▶ [EXERCISE REQUIREMENTS] From the data below, give the number of lines holding the word "icon", with nothing else added.

▶ [INFORMATION PROVIDED]
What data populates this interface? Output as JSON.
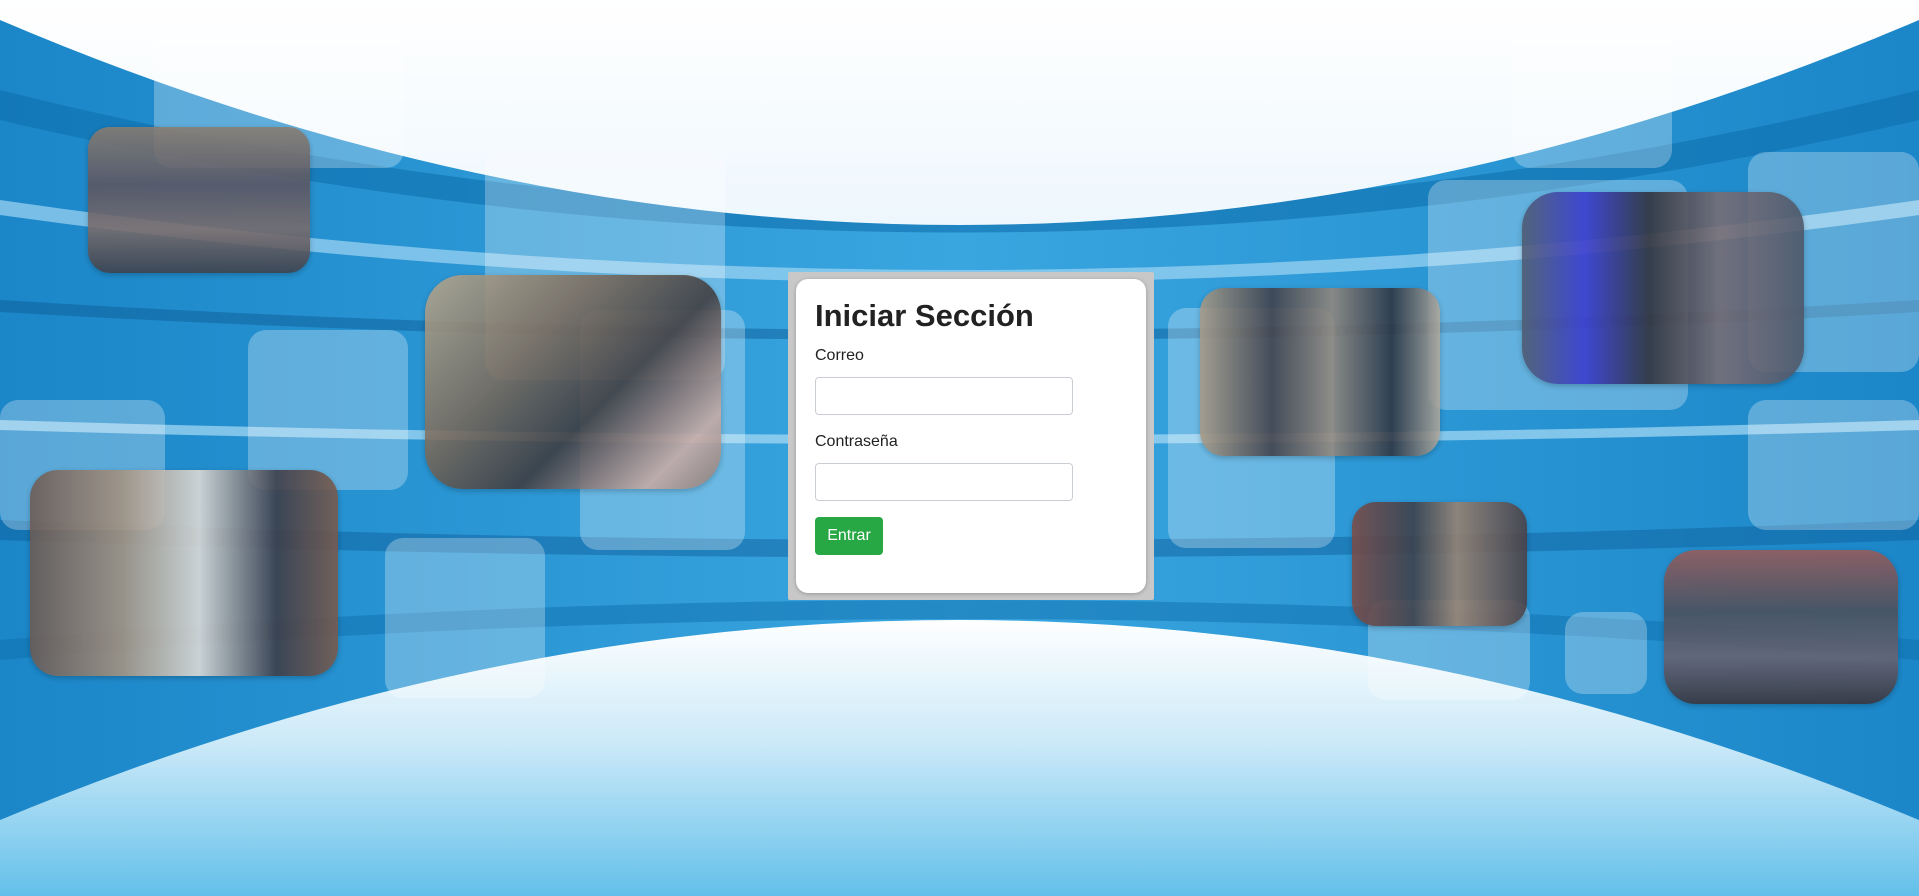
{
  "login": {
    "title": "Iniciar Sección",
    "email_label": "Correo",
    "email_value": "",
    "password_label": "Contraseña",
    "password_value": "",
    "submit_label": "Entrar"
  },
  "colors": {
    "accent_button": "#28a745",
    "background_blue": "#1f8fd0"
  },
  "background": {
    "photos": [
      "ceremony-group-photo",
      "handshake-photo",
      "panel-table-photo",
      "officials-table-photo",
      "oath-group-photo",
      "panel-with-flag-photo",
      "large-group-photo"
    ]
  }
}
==
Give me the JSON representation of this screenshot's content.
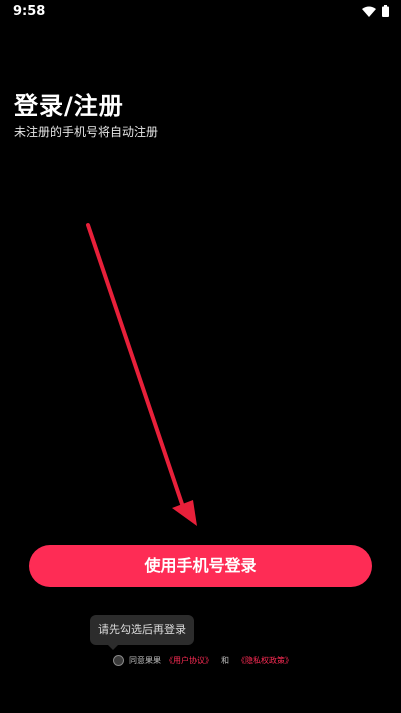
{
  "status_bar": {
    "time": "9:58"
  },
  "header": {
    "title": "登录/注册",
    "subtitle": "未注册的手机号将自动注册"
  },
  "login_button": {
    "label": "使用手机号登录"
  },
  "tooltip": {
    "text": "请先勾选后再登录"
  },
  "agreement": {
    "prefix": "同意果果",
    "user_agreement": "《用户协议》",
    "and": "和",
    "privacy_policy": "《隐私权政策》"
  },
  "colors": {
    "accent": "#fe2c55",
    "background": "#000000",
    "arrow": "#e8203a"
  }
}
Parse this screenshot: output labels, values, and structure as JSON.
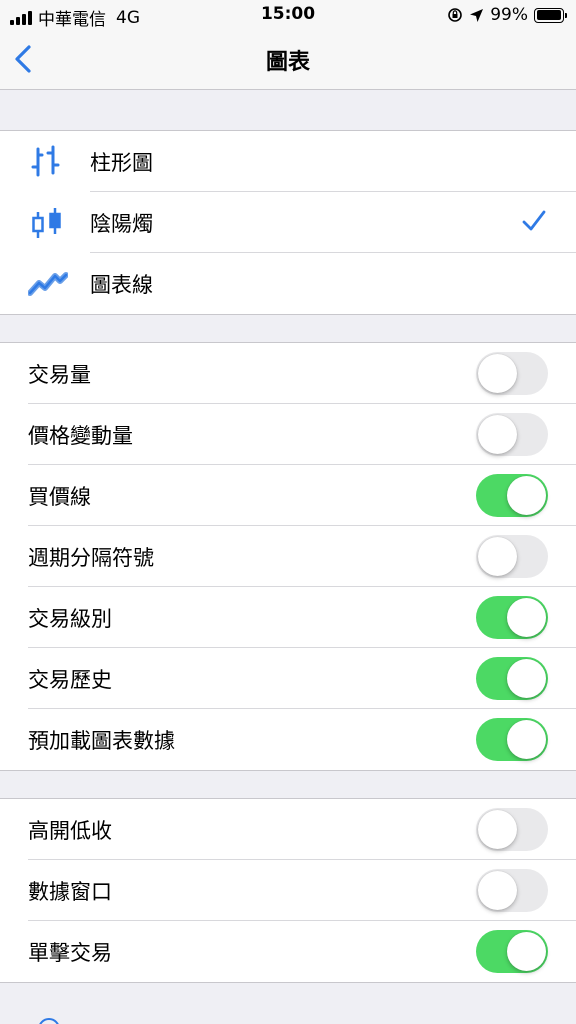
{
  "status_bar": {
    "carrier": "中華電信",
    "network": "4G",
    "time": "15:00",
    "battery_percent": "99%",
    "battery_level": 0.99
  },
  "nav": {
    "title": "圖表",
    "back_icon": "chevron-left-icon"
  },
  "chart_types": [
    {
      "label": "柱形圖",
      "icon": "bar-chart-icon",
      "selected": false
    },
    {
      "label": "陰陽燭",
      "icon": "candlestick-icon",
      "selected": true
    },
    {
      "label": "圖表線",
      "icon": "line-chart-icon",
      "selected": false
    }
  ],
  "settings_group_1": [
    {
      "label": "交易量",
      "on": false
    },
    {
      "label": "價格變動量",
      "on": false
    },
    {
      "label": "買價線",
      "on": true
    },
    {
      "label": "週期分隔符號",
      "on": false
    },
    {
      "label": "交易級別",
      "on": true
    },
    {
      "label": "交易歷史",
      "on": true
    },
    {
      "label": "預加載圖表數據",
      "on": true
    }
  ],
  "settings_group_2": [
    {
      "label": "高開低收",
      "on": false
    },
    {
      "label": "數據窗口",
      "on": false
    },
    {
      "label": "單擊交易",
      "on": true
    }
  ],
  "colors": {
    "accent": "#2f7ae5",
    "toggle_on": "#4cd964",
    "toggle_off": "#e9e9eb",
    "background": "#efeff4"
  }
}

▶ [SOLUTION] 4